  • cesarean;
  • educational reform;
  • maternal choice;
  • pelvic floor;
  • urinary incontinence

Abstract

The scientific literature was silent about a relationship of pelvic floor, urinary, and fecal incontinence and sexual issues with mode of birth until 1993, when Sultan et al's impressive rectal ultrasound studies were published. They showed that perirectal fibers were damaged in many vaginal births, but not as a result of a cesarean section. These findings helped to pioneer a new area of research, ultimately leading to increasing support among health professionals and the public that maternal choice of cesarean delivery could be justified—even that maternal choice and autonomous decision-making trump other considerations, including evidence.
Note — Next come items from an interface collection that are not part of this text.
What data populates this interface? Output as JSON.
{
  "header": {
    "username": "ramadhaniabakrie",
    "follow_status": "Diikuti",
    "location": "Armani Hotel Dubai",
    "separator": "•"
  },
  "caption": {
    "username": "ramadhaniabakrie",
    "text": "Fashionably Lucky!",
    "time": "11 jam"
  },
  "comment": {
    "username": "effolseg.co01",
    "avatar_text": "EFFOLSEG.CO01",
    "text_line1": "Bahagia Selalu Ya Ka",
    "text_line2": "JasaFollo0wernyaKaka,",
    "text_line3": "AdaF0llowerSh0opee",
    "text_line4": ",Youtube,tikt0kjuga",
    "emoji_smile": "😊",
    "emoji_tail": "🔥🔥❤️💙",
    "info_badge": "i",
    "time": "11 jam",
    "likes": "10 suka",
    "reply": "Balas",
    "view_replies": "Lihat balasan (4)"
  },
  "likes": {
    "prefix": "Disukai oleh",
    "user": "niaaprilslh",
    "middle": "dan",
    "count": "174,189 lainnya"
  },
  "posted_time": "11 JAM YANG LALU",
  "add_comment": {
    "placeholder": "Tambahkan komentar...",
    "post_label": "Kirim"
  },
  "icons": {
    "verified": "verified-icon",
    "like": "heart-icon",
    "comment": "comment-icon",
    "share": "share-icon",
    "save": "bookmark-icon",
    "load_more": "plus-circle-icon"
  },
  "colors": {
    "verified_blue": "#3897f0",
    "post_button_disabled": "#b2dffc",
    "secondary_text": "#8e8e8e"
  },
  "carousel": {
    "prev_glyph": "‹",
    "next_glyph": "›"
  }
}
A growing number of birth practitioners are choosing cesarean section for themselves—usually on the basis of concerns over pelvic floor, urinary incontinence, and sexual issues. Behind this choice is a training experience that focuses on the abnormal, interprets the literature through a pathological lens, and lacks sufficient opportunity to see normal childbirth. Cesarean section on maternal request is a complex issue based on fear and misinformation that is a symptom of a system needing reform, that is, a major change in community and professional education, governmental policy making, and creation of environments emphasizing the normal. Systemic change will require the training of obstetricians mainly as consultants and the education of a much larger cadre of midwives and family physicians who will provide care for most pregnant women in settings designed to facilitate the normal. Tinkering with the system will not work—it requires a complete refit. (BIRTH 39:4 December 2012)